▶ Assignment: The records sit below this line. Repeat all of them exactly.

BEGIN Provided data

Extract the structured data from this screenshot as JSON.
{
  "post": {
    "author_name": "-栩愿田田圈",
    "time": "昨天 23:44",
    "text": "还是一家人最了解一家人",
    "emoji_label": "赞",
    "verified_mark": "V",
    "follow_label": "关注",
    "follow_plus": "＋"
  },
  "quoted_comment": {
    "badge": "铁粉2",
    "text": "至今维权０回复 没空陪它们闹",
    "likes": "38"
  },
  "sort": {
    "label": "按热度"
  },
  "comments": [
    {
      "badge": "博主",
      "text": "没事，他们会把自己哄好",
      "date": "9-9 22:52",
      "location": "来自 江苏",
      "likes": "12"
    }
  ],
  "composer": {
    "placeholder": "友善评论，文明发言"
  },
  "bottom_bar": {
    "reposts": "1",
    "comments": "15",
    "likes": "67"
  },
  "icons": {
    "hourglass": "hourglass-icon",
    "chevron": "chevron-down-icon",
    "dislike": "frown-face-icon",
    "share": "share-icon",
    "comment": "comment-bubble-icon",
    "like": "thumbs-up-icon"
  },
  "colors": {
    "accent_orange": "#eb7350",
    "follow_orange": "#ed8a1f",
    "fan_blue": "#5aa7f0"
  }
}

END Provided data

▶ Task response:
Extract the structured data from this screenshot as JSON.
{
  "post": {
    "author_name": "-栩愿田田圈",
    "time": "昨天 23:44",
    "text": "还是一家人最了解一家人",
    "emoji_label": "赞",
    "verified_mark": "V",
    "follow_label": "关注",
    "follow_plus": "＋"
  },
  "quoted_comment": {
    "badge": "铁粉2",
    "text": "至今维权０回复 没空陪它们闹",
    "likes": "38"
  },
  "sort": {
    "label": "按热度"
  },
  "comments": [
    {
      "badge": "博主",
      "text": "没事，他们会把自己哄好",
      "date": "9-9 22:52",
      "location": "来自 江苏",
      "likes": "12"
    }
  ],
  "composer": {
    "placeholder": "友善评论，文明发言"
  },
  "bottom_bar": {
    "reposts": "1",
    "comments": "15",
    "likes": "67"
  },
  "icons": {
    "hourglass": "hourglass-icon",
    "chevron": "chevron-down-icon",
    "dislike": "frown-face-icon",
    "share": "share-icon",
    "comment": "comment-bubble-icon",
    "like": "thumbs-up-icon"
  },
  "colors": {
    "accent_orange": "#eb7350",
    "follow_orange": "#ed8a1f",
    "fan_blue": "#5aa7f0"
  }
}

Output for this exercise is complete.